I knew I needed better than 4:18/KM in order to PB and my plan was to pretty much run like hell and try to hold on¬†– very scientific and strategic! In the past I have often¬†found that the first few kilometres fly by almost effortlessly and if anything I need to hold back to make sure I’m not overdoing it. This time I felt like I had to work for it right out of the gates. I guess that’s to be expected running at paces in the ~4:15 range which is a whole new territory for me right now.

The course is significantly downhill, especially for the first half, so I tried to take advantage as much as possible and avoided hitting the brakes. There’s something so magical about this race – tearing down the middle of Yonge Street in downtown Toronto knowing that there are over 20,000 runners following behind. I loved everything except the strong, lingering smell of bacon wafting out of some restaurants. I tried to take it all in and enjoy myself while sneaking glances at my watch just often enough to keep myself honest. Several times I looked down and thought “I can not run this fast!” Except I guess I can!

4:16, 4:12, 4:16, 4:08, 4:19
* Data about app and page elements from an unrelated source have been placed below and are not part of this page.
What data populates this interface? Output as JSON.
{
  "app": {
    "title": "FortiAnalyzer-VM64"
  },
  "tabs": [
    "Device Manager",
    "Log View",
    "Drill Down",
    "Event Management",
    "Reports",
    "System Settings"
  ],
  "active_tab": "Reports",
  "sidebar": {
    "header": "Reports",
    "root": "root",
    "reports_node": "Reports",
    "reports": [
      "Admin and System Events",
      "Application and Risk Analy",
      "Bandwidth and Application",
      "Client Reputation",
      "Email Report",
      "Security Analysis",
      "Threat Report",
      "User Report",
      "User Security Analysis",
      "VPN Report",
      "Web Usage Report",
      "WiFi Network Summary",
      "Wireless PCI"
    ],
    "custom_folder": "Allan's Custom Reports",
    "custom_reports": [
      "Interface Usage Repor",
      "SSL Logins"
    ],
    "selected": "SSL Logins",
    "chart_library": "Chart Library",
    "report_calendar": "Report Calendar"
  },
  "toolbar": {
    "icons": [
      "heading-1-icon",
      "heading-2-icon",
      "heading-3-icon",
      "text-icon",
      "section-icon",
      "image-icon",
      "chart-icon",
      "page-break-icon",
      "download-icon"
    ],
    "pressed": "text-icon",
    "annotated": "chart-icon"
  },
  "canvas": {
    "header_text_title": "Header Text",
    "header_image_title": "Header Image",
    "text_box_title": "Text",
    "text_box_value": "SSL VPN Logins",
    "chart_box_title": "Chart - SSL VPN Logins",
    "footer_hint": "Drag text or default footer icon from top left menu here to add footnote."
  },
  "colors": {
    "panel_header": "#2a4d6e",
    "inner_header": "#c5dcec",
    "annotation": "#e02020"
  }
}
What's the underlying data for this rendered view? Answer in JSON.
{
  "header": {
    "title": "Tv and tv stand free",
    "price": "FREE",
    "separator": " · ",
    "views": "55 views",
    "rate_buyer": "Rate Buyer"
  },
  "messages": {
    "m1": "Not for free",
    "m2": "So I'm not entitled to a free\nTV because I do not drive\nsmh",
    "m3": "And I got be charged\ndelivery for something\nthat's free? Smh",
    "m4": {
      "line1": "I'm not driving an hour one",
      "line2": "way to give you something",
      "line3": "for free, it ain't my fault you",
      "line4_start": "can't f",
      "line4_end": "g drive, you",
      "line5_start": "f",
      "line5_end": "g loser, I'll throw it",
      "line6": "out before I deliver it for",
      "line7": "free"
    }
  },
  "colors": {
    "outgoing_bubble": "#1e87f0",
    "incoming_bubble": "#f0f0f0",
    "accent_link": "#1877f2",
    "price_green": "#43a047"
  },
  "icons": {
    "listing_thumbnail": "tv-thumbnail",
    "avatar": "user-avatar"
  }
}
I felt like I was working a bit harder than I would have liked hitting the 5K (21:17), but it’s also been a long time since I’ve raced this distance so I just pushed that thought right out of my head and kept¬†working. Shortly before 7K we made the turn off Yonge Street and I knew the course would be mostly flat to the finish – which basically feels uphill after so much downhill. It suddenly felt so hard and I had a minor meltdown in the 8th kilometre, slowing way more than I should have. Thankfully seeing that 4:26 split pissed me off enough to dig deeper and find my pace again. I was even¬†chanting (softly) aloud to myself “Come on! Come on!” as I worked to convince the legs to push just a little harder.

I was so happy and surprised to see my good buddy Quinton around the 9K mark. He seems to pop up at every single race I do and I love it! He gave me enough of a boost to haul ass toward the finish.

At last I was crossing the bridge on Bathurst and making the turn into Fort York. My friend Erin (Nolan’s Mom) was cheering in her usual spot on the home stretch and gave me the biggest cheers. Thank you Erin!

I knew it was going to be close and had to bust my ass down the home stretch. When I was close enough to see the clock I looked up and there was Andy jumping up and down waiting for me just over the line. I think I must have run straight into him without slowing down, squeaking in just a hair under 43.

4:14, 4:19, 4:26, 4:19, 4:12, 0:15 (80m garmin nubbin)

42:59
536/18500 overall
82/10552 females
16/1687 F30-34

The best part was meeting up with our Newmarket Road Runners gang after the finish, all of whom had great races. We are so very proud of all of them and I can’t even express how it feels to see our athletes¬†proudly wearing our team shirts.